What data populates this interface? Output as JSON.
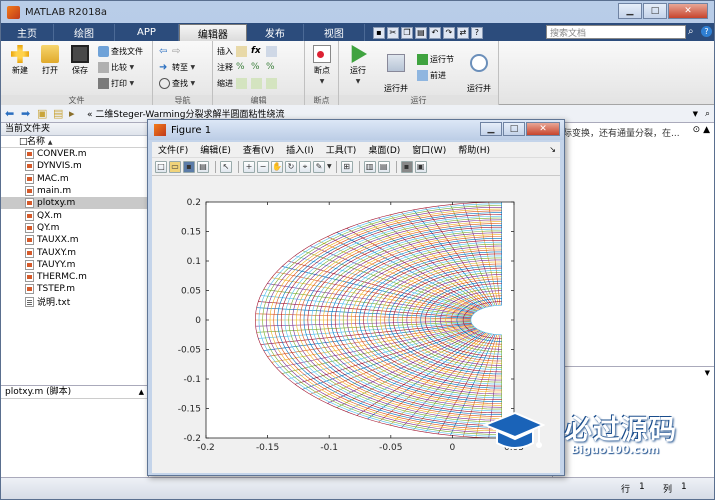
{
  "window": {
    "title": "MATLAB R2018a"
  },
  "tabs": [
    {
      "label": "主页"
    },
    {
      "label": "绘图"
    },
    {
      "label": "APP"
    },
    {
      "label": "编辑器"
    },
    {
      "label": "发布"
    },
    {
      "label": "视图"
    }
  ],
  "search": {
    "placeholder": "搜索文档"
  },
  "ribbon": {
    "file_group": {
      "label": "文件",
      "new": "新建",
      "open": "打开",
      "save": "保存",
      "find_files": "查找文件",
      "compare": "比较",
      "print": "打印"
    },
    "nav_group": {
      "label": "导航",
      "goto": "转至",
      "find": "查找"
    },
    "edit_group": {
      "label": "编辑",
      "insert": "插入",
      "comment": "注释",
      "indent": "缩进"
    },
    "breakpoint_group": {
      "label": "断点",
      "breakpoints": "断点"
    },
    "run_group": {
      "label": "运行",
      "run": "运行",
      "run_advance": "运行并\n前进",
      "run_section": "运行节",
      "advance": "前进",
      "run_time": "运行并\n计时"
    }
  },
  "address": {
    "path": "« 二维Steger-Warming分裂求解半圆面粘性绕流"
  },
  "current_folder": {
    "title": "当前文件夹",
    "column": "名称",
    "files": [
      {
        "name": "CONVER.m",
        "type": "m"
      },
      {
        "name": "DYNVIS.m",
        "type": "m"
      },
      {
        "name": "MAC.m",
        "type": "m"
      },
      {
        "name": "main.m",
        "type": "m"
      },
      {
        "name": "plotxy.m",
        "type": "m",
        "selected": true
      },
      {
        "name": "QX.m",
        "type": "m"
      },
      {
        "name": "QY.m",
        "type": "m"
      },
      {
        "name": "TAUXX.m",
        "type": "m"
      },
      {
        "name": "TAUXY.m",
        "type": "m"
      },
      {
        "name": "TAUYY.m",
        "type": "m"
      },
      {
        "name": "THERMC.m",
        "type": "m"
      },
      {
        "name": "TSTEP.m",
        "type": "m"
      },
      {
        "name": "说明.txt",
        "type": "txt"
      }
    ]
  },
  "details": {
    "title": "plotxy.m (脚本)"
  },
  "command": {
    "text": "际变换，还有通量分裂，在..."
  },
  "status": {
    "row_label": "行",
    "row": "1",
    "col_label": "列",
    "col": "1"
  },
  "figure": {
    "title": "Figure 1",
    "menu": [
      "文件(F)",
      "编辑(E)",
      "查看(V)",
      "插入(I)",
      "工具(T)",
      "桌面(D)",
      "窗口(W)",
      "帮助(H)"
    ]
  },
  "chart_data": {
    "type": "line",
    "title": "",
    "xlabel": "",
    "ylabel": "",
    "xlim": [
      -0.2,
      0.05
    ],
    "ylim": [
      -0.2,
      0.2
    ],
    "xticks": [
      -0.2,
      -0.15,
      -0.1,
      -0.05,
      0,
      0.05
    ],
    "yticks": [
      -0.2,
      -0.15,
      -0.1,
      -0.05,
      0,
      0.05,
      0.1,
      0.15,
      0.2
    ],
    "xtick_labels": [
      "-0.2",
      "-0.15",
      "-0.1",
      "-0.05",
      "0",
      "0.05"
    ],
    "ytick_labels": [
      "-0.2",
      "-0.15",
      "-0.1",
      "-0.05",
      "0",
      "0.05",
      "0.1",
      "0.15",
      "0.2"
    ],
    "mesh": {
      "description_shape": "half-ellipse body-fitted grid",
      "inner_radius": 0.025,
      "outer_semi_x": 0.2,
      "outer_semi_y": 0.2,
      "center_x": 0.04,
      "center_y": 0,
      "radial_lines": 60,
      "circumferential_lines": 50
    },
    "grid": false
  },
  "watermark": {
    "big": "必过源码",
    "small": "Biguo100.com"
  },
  "colors": {
    "matlab_blue": "#0072BD",
    "matlab_orange": "#D95319",
    "matlab_yellow": "#EDB120",
    "matlab_purple": "#7E2F8E",
    "matlab_green": "#77AC30",
    "matlab_cyan": "#4DBEEE",
    "matlab_red": "#A2142F"
  }
}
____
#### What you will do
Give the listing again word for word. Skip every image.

#### Answer below
What data populates this interface? Output as JSON.
{
  "window": {
    "title": "MATLAB R2018a"
  },
  "tabs": [
    {
      "label": "主页"
    },
    {
      "label": "绘图"
    },
    {
      "label": "APP"
    },
    {
      "label": "编辑器"
    },
    {
      "label": "发布"
    },
    {
      "label": "视图"
    }
  ],
  "search": {
    "placeholder": "搜索文档"
  },
  "ribbon": {
    "file_group": {
      "label": "文件",
      "new": "新建",
      "open": "打开",
      "save": "保存",
      "find_files": "查找文件",
      "compare": "比较",
      "print": "打印"
    },
    "nav_group": {
      "label": "导航",
      "goto": "转至",
      "find": "查找"
    },
    "edit_group": {
      "label": "编辑",
      "insert": "插入",
      "comment": "注释",
      "indent": "缩进"
    },
    "breakpoint_group": {
      "label": "断点",
      "breakpoints": "断点"
    },
    "run_group": {
      "label": "运行",
      "run": "运行",
      "run_advance": "运行并\n前进",
      "run_section": "运行节",
      "advance": "前进",
      "run_time": "运行并\n计时"
    }
  },
  "address": {
    "path": "« 二维Steger-Warming分裂求解半圆面粘性绕流"
  },
  "current_folder": {
    "title": "当前文件夹",
    "column": "名称",
    "files": [
      {
        "name": "CONVER.m",
        "type": "m"
      },
      {
        "name": "DYNVIS.m",
        "type": "m"
      },
      {
        "name": "MAC.m",
        "type": "m"
      },
      {
        "name": "main.m",
        "type": "m"
      },
      {
        "name": "plotxy.m",
        "type": "m",
        "selected": true
      },
      {
        "name": "QX.m",
        "type": "m"
      },
      {
        "name": "QY.m",
        "type": "m"
      },
      {
        "name": "TAUXX.m",
        "type": "m"
      },
      {
        "name": "TAUXY.m",
        "type": "m"
      },
      {
        "name": "TAUYY.m",
        "type": "m"
      },
      {
        "name": "THERMC.m",
        "type": "m"
      },
      {
        "name": "TSTEP.m",
        "type": "m"
      },
      {
        "name": "说明.txt",
        "type": "txt"
      }
    ]
  },
  "details": {
    "title": "plotxy.m (脚本)"
  },
  "command": {
    "text": "际变换，还有通量分裂，在..."
  },
  "status": {
    "row_label": "行",
    "row": "1",
    "col_label": "列",
    "col": "1"
  },
  "figure": {
    "title": "Figure 1",
    "menu": [
      "文件(F)",
      "编辑(E)",
      "查看(V)",
      "插入(I)",
      "工具(T)",
      "桌面(D)",
      "窗口(W)",
      "帮助(H)"
    ]
  },
  "chart_data": {
    "type": "line",
    "title": "",
    "xlabel": "",
    "ylabel": "",
    "xlim": [
      -0.2,
      0.05
    ],
    "ylim": [
      -0.2,
      0.2
    ],
    "xticks": [
      -0.2,
      -0.15,
      -0.1,
      -0.05,
      0,
      0.05
    ],
    "yticks": [
      -0.2,
      -0.15,
      -0.1,
      -0.05,
      0,
      0.05,
      0.1,
      0.15,
      0.2
    ],
    "xtick_labels": [
      "-0.2",
      "-0.15",
      "-0.1",
      "-0.05",
      "0",
      "0.05"
    ],
    "ytick_labels": [
      "-0.2",
      "-0.15",
      "-0.1",
      "-0.05",
      "0",
      "0.05",
      "0.1",
      "0.15",
      "0.2"
    ],
    "mesh": {
      "description_shape": "half-ellipse body-fitted grid",
      "inner_radius": 0.025,
      "outer_semi_x": 0.2,
      "outer_semi_y": 0.2,
      "center_x": 0.04,
      "center_y": 0,
      "radial_lines": 60,
      "circumferential_lines": 50
    },
    "grid": false
  },
  "watermark": {
    "big": "必过源码",
    "small": "Biguo100.com"
  },
  "colors": {
    "matlab_blue": "#0072BD",
    "matlab_orange": "#D95319",
    "matlab_yellow": "#EDB120",
    "matlab_purple": "#7E2F8E",
    "matlab_green": "#77AC30",
    "matlab_cyan": "#4DBEEE",
    "matlab_red": "#A2142F"
  }
}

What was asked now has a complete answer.